“She was completely deranged,” said Mr Jones afterwards. His face was cut by her diamond rings after she hit him several times. She claimed diplomatic immunity to escape charges.
A legal battle earlier this year appeared to confirm reports the Mugabes had bought a £4 million luxury bolt-hole in Hong Kong. Funding for these homes, her colourful designer clothes and accessories such as Cavalli sunglasses, comes from the fabled Marange diamond mines in eastern Zimbabwe. Few profits dribble through to the state, which struggles to pay public sector salaries.
The WikiLeaks website revealed a former US ambassador identified her among a small group of high-ranking officials ‘extracting tremendous diamond profits’ from these mines.
Zimbabwe’s stolen diamonds are sold through a Hong Kong dealer and the proceeds often spent on arms.
Zimbabwe is now waiting and watching for its first lady’s next move. “This is clearly a political power play motivated primarily by the Mugabes’ desire to hold on to the massive amounts of personal wealth they’ve accumulated in power,” said Jeffrey Smith, a Washington-based analyst.
“It is self-interested politics buttressed by a dangerously inflated ego after speaking to large and boisterous crowds during her nationwide tour.”
Grace even seems to believe she has supernatural powers now. Referring to the death of Heidi Holland, author of an acclaimed book about Mugabe, she told one rally: “There was a white lady who wrote a book castigating President Robert Mugabe. I held the book and prayed to God to deal with her.

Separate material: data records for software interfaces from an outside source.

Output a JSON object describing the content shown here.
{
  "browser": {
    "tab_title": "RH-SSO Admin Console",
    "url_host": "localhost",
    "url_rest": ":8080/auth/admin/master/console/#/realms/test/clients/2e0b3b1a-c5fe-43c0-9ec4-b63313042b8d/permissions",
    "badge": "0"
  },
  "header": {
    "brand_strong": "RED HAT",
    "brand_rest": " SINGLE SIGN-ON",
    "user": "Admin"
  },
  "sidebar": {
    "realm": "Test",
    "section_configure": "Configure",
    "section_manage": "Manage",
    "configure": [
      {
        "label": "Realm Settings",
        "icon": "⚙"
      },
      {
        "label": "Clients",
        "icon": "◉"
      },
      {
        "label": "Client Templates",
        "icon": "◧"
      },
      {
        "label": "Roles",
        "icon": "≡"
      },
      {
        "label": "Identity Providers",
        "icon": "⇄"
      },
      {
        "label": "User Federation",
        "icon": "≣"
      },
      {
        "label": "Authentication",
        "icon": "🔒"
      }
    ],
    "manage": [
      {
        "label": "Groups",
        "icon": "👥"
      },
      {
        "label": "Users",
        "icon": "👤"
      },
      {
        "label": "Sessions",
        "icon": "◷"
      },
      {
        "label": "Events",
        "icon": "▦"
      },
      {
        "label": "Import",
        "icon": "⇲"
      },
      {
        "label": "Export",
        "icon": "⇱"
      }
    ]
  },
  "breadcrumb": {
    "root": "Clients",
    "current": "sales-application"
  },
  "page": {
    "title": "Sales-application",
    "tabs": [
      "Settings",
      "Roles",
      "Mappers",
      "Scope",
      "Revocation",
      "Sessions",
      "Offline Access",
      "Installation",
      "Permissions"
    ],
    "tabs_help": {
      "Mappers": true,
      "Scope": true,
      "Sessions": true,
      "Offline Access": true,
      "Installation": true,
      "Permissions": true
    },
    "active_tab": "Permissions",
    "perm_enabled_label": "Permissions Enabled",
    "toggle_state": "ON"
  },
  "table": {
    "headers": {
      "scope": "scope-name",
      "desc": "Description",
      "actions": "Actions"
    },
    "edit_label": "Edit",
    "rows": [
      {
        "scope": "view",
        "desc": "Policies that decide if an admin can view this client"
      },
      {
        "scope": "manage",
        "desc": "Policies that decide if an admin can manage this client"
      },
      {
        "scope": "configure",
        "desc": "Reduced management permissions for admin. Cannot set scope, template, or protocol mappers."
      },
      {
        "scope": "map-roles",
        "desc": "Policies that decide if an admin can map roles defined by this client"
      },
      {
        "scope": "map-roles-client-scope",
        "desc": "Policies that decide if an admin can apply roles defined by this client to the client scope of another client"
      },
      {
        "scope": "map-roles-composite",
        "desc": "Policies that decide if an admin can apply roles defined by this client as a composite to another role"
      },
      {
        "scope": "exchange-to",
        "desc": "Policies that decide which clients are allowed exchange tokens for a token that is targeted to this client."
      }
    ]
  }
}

She committed suicide a month later.”
The big question is whether this despised woman can survive the deadly bear pit of Zanu-PF politics – or if she is just a pawn being used by other powerful players.
“She is portrayed as a smart businesswoman but everything she presides over is looted – although she is certainly an expert at retail therapy,” said one authoritative source.
“She is an under-educated woman who does not realise the fire she is playing with. She’s the sort of person who will end up hanging from a lamp-post like Mussolini’s mistress.”
Only time will tell if such gruesome fate awaits Grace Mugabe. Or whether she ends up as the modern world’s first female dictator, an alarming prospect for a land that has suffered so much and for so long under her husband.